Troy Police Chief Anthony Everage said the technicians plan to begin testing of the sirens around 10 a.m.

"We want to go through every aspect to make sure everything is the way it’s supposed to be," Everage said.

The system, which will consist of nine sirens that can be activated from the Troy Police Department’s dispatch in the event of a tornado warning or when something poses a danger to the public.

The three-minute-long siren will sound in the event of severe weather or another emergency. All of the sirens are set up around the city so that the tones will overlap and provide warnings to the greatest amount of people.

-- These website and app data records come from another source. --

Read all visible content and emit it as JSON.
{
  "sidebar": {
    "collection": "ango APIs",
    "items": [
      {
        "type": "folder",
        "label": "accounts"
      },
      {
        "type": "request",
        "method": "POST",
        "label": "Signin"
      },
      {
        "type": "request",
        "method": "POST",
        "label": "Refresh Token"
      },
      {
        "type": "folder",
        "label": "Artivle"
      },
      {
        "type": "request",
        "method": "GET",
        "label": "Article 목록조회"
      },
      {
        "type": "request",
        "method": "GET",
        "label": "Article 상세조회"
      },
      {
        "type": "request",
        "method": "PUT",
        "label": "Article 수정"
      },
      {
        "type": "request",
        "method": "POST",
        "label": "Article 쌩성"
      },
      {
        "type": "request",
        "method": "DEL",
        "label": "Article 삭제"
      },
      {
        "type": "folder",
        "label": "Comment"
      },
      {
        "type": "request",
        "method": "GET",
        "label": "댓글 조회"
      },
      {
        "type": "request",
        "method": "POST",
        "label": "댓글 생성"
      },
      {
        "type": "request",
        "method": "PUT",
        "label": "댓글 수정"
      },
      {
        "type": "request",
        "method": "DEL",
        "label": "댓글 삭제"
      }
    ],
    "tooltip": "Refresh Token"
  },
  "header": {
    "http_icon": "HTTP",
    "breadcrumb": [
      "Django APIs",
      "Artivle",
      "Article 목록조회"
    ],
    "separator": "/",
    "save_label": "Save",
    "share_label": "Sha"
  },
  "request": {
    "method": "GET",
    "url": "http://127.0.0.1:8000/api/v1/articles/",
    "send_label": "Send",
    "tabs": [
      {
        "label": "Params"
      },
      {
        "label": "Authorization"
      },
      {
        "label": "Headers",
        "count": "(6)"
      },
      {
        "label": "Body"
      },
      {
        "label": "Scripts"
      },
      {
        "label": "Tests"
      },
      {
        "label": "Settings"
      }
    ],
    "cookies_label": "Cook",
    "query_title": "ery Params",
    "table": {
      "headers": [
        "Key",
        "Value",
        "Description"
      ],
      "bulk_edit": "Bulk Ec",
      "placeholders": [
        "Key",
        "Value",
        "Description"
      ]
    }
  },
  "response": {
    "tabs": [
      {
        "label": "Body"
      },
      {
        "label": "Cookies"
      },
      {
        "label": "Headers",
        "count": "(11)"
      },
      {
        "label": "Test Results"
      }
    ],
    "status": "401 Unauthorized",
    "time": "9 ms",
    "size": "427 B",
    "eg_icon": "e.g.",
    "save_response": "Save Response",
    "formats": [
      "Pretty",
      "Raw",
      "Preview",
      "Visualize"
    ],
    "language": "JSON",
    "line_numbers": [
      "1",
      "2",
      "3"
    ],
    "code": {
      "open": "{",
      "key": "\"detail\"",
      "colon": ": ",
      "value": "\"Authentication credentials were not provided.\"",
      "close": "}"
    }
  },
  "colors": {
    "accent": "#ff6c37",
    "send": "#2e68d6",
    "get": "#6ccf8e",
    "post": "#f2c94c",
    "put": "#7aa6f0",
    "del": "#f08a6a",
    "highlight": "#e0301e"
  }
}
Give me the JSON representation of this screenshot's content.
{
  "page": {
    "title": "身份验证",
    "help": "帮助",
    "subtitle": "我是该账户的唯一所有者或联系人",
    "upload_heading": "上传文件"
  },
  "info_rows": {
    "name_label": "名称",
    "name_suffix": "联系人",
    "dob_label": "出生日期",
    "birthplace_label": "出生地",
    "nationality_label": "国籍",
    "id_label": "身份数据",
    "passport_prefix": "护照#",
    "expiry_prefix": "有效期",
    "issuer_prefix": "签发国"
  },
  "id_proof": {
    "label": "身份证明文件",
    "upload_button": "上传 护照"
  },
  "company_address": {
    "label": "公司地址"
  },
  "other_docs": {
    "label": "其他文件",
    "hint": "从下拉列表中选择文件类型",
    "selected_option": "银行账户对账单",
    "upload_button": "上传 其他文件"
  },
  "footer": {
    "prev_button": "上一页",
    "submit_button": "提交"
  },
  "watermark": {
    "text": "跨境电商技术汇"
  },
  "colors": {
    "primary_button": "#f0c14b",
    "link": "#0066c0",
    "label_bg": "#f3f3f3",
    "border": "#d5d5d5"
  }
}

Eight of those sirens have already been installed and the entire nine-siren system, which was financed totally by the Troy City Council, cost approximately $150,000.

"The early warning system is one of the most advanced systems on the market that alerts communities about dangerous weather and emergencies," Everage said. "This system has numerous options which we hope will provide many years of reliable and immediate service to the citizens of Troy."

The idea of installing the sirens took root when Hurricane Opal came through Troy a few years ago, Troy Mayor Jimmy Lunsford said.

Troy City Council President John Witherington said "a lot of work has gone into this project" to ensure the safety of those living in the city limits.

City officials talked with those in other municipalities about the siren systems they have installed to make sure Troy had the most modern equipment available.

"We know it will completely cover the City of Troy," Lunsford said of the siren system.

He said the biggest areas of concern were the schools and business districts since a tornado can hit at any time.

The system has battery backup and phone lines to each siren, which will notify the police department if someone is vandalizing it.

Weather permitting, the sirens will be tested at noon on the first Wednesday of each month.

"We hope and pray we’ll never have to use it except during the monthly test," Lunsford said.

Everage said residents should tune into a local radio station or other broadcast media if they hear the siren. Citizens should not call 911 to report the siren because doing so makes it more difficult for those with actual emergencies to get help, he said.